Task goal -
Copy out each line featuring the string "this" from the entries beneath.

Input data -
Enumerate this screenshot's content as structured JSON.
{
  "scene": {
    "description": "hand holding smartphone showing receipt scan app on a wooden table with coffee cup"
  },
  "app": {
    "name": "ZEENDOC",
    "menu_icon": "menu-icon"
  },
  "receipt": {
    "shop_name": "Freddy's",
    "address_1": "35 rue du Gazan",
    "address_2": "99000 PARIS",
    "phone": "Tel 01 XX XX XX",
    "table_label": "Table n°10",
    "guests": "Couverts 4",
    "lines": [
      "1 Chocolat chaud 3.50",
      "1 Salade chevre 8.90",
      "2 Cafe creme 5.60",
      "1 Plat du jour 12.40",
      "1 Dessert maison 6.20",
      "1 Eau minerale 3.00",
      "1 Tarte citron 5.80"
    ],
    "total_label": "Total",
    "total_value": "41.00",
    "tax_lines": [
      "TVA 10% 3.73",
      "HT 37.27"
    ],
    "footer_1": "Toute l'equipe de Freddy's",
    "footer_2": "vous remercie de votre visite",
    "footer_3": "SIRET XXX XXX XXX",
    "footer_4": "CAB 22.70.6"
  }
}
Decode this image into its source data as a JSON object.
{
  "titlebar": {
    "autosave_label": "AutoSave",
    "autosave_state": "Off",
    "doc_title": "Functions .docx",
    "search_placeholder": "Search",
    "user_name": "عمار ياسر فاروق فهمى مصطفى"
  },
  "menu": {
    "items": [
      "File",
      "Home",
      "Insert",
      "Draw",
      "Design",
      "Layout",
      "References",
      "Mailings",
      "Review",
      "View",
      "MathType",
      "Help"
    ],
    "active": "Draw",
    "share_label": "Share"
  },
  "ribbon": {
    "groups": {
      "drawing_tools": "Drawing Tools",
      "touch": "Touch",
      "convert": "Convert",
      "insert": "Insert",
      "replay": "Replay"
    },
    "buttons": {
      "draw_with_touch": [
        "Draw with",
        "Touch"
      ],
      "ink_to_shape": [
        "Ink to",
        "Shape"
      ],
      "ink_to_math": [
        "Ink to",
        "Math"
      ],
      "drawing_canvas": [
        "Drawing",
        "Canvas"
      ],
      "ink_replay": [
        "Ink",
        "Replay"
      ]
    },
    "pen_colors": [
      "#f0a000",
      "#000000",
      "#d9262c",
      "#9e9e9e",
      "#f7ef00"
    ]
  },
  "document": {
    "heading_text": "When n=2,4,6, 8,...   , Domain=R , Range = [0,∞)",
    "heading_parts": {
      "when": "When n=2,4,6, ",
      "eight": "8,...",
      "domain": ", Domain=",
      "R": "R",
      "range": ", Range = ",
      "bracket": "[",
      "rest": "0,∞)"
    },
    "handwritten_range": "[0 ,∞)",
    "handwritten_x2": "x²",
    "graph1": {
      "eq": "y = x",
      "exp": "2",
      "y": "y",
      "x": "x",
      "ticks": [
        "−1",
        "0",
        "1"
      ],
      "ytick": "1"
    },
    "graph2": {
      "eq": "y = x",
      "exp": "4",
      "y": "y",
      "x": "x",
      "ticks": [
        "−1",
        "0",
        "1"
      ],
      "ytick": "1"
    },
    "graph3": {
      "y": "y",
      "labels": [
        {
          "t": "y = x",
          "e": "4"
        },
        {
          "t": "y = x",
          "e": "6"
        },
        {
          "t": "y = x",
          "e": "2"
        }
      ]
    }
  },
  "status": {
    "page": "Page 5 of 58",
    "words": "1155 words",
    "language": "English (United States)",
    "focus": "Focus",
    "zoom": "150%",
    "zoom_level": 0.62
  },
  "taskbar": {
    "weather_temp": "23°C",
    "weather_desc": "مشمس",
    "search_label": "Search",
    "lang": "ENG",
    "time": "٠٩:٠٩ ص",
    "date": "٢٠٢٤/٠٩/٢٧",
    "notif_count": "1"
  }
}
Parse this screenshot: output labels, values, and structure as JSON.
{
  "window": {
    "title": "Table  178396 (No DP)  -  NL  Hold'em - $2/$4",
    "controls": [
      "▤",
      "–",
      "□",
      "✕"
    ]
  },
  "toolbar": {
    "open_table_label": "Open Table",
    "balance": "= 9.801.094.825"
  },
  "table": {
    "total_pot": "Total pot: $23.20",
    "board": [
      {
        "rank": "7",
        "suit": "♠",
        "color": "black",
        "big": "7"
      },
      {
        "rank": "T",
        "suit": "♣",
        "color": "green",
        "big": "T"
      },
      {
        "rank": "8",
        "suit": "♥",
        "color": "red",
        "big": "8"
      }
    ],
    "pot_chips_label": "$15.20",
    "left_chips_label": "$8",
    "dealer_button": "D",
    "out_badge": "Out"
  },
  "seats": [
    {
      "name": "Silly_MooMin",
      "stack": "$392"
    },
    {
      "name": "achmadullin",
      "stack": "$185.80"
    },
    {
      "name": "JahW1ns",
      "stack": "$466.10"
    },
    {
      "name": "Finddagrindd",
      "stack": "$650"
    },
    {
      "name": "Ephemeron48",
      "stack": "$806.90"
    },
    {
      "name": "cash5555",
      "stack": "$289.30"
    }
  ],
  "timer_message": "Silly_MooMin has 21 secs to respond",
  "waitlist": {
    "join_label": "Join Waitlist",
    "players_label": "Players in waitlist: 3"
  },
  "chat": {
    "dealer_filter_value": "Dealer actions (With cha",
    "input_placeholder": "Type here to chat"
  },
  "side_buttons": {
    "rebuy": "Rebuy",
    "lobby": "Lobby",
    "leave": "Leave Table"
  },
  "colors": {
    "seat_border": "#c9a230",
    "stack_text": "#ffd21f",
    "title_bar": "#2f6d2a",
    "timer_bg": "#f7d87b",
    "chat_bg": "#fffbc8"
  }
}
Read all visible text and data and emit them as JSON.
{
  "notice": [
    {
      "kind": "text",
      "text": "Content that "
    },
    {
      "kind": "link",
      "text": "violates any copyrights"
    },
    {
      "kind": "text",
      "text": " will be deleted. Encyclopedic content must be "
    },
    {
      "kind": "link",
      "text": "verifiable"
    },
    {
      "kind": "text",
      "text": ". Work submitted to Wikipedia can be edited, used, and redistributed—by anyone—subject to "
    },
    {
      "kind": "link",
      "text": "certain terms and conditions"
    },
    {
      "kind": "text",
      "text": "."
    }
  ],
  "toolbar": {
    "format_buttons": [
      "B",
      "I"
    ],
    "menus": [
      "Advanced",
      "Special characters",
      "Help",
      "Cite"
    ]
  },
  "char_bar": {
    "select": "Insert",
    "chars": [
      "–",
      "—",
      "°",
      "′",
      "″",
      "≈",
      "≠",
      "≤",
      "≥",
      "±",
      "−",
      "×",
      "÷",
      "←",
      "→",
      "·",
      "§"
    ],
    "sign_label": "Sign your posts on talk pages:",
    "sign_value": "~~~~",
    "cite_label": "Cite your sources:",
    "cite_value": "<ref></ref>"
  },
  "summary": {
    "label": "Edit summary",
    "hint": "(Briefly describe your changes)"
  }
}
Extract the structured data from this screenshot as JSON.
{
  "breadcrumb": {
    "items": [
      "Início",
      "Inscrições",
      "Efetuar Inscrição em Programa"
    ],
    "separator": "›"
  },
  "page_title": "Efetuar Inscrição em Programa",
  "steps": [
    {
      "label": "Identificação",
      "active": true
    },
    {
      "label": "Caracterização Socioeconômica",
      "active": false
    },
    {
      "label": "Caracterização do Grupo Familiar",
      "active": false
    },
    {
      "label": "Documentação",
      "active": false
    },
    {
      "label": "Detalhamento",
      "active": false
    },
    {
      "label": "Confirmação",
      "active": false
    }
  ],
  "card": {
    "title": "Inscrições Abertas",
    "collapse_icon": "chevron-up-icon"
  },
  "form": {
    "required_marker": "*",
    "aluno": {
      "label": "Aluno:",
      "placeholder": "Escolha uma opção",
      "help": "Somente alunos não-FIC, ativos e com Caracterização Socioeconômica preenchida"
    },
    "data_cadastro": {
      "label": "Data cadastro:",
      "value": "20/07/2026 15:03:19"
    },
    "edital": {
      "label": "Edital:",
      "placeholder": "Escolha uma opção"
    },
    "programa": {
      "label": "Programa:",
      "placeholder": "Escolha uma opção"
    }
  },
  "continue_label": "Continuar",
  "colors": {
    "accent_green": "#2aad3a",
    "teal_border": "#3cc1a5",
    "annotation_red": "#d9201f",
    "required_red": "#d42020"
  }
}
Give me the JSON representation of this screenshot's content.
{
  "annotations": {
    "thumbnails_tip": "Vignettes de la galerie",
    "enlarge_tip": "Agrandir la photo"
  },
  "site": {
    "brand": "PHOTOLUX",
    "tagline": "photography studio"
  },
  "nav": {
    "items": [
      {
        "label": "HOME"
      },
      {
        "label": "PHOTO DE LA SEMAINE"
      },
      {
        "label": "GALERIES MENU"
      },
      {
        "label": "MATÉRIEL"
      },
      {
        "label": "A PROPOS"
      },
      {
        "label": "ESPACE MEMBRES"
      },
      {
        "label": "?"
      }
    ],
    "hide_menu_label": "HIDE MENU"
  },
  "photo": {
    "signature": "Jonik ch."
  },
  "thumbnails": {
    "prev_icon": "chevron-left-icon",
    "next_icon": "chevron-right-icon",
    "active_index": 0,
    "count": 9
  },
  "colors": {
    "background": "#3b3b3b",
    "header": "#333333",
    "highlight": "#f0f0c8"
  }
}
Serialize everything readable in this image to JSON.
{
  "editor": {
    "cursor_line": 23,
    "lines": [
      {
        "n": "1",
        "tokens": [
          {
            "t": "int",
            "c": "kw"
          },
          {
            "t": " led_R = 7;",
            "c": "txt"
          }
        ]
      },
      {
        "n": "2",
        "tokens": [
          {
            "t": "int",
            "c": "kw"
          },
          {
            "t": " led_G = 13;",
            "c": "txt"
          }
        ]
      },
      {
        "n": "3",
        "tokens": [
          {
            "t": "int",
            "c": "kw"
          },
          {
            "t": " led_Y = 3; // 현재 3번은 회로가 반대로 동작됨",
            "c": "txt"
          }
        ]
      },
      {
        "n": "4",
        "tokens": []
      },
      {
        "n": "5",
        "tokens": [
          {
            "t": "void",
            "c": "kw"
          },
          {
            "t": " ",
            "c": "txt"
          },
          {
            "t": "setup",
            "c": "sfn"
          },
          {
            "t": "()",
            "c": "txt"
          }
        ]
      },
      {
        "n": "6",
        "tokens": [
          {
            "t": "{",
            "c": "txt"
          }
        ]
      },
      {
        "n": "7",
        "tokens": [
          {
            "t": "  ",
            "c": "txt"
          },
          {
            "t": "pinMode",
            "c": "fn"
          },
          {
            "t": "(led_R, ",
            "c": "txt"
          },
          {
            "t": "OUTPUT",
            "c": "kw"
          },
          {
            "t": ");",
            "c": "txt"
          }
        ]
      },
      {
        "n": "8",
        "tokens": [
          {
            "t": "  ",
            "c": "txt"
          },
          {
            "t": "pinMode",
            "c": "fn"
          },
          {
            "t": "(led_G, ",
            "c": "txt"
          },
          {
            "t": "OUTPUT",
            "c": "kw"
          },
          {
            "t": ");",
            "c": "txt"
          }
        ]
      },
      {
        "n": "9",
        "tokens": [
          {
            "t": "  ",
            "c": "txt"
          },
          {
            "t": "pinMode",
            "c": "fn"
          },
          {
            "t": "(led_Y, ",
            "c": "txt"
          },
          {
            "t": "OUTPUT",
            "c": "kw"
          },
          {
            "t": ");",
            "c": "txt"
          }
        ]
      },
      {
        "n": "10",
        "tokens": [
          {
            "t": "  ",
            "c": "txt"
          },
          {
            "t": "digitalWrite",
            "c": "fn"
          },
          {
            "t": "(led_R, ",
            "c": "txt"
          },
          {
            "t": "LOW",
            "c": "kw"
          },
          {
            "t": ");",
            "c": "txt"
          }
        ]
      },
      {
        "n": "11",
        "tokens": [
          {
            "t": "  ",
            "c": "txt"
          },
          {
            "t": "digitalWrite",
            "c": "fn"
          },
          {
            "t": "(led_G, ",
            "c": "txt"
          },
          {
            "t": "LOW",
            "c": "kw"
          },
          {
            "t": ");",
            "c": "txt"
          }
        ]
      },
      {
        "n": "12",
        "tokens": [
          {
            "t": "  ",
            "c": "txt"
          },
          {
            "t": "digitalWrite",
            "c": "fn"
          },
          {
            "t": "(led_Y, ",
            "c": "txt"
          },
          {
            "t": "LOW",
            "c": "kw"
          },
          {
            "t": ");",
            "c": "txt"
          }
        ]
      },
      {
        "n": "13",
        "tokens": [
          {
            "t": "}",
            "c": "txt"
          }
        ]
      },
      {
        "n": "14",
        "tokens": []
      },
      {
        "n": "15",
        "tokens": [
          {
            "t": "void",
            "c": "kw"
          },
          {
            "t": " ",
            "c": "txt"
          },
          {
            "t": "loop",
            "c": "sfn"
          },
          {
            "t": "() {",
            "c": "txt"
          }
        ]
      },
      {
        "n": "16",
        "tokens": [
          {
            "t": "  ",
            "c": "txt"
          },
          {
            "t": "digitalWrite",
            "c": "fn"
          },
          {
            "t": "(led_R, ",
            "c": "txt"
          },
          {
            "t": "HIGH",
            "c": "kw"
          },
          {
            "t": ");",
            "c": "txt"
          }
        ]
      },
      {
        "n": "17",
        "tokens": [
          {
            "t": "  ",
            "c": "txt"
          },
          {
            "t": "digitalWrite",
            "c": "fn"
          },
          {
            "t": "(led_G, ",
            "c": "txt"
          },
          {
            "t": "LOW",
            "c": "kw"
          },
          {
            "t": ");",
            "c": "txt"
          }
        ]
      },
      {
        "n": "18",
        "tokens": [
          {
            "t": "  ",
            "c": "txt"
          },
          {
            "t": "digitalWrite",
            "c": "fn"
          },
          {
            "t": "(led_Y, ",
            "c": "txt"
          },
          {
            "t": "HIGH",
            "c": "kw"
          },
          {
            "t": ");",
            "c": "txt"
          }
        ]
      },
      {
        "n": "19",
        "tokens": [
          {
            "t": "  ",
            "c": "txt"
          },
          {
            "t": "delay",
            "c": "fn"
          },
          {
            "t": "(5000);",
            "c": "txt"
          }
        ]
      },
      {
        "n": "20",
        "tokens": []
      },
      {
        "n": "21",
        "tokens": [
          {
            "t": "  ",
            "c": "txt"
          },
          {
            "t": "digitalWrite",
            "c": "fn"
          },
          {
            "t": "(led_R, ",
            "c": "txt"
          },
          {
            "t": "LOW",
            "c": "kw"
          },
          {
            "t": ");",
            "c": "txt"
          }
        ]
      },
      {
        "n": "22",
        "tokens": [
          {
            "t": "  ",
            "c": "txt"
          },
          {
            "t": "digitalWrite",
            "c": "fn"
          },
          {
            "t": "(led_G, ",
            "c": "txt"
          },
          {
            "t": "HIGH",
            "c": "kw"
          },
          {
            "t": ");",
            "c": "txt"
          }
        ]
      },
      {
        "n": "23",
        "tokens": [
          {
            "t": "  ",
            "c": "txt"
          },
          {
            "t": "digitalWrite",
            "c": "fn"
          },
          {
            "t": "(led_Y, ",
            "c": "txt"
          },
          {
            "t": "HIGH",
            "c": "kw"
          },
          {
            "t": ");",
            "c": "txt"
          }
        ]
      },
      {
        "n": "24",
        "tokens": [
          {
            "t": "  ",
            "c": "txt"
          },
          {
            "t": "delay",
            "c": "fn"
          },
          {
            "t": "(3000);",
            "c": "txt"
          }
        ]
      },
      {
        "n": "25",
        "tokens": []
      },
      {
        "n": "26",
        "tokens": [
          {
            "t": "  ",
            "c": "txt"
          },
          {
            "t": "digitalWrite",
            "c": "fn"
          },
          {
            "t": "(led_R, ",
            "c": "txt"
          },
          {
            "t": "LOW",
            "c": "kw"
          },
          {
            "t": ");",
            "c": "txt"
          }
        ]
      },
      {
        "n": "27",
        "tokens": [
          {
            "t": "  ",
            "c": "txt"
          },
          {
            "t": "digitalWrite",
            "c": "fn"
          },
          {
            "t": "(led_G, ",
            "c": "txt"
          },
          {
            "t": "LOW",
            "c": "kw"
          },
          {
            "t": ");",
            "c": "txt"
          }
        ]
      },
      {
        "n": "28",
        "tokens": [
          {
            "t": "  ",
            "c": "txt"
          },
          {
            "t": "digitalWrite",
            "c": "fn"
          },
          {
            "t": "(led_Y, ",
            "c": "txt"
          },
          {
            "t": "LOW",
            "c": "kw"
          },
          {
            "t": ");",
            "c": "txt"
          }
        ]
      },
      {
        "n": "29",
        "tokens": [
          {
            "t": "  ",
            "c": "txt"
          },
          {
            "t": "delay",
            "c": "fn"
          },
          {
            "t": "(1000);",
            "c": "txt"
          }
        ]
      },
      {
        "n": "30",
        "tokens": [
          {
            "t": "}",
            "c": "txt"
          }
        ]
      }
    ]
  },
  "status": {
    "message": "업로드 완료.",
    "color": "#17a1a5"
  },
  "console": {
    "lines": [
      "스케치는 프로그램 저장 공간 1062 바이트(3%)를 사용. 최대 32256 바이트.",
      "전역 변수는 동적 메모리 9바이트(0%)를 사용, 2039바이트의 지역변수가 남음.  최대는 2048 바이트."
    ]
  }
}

Output below -
Enumerate this screenshot's content as structured JSON.
Decode this image into its source data as a JSON object.
Parse this screenshot: output labels, values, and structure as JSON.
Extract the structured data from this screenshot as JSON.
Give me the JSON representation of this screenshot's content.
Serialize everything readable in this image to JSON.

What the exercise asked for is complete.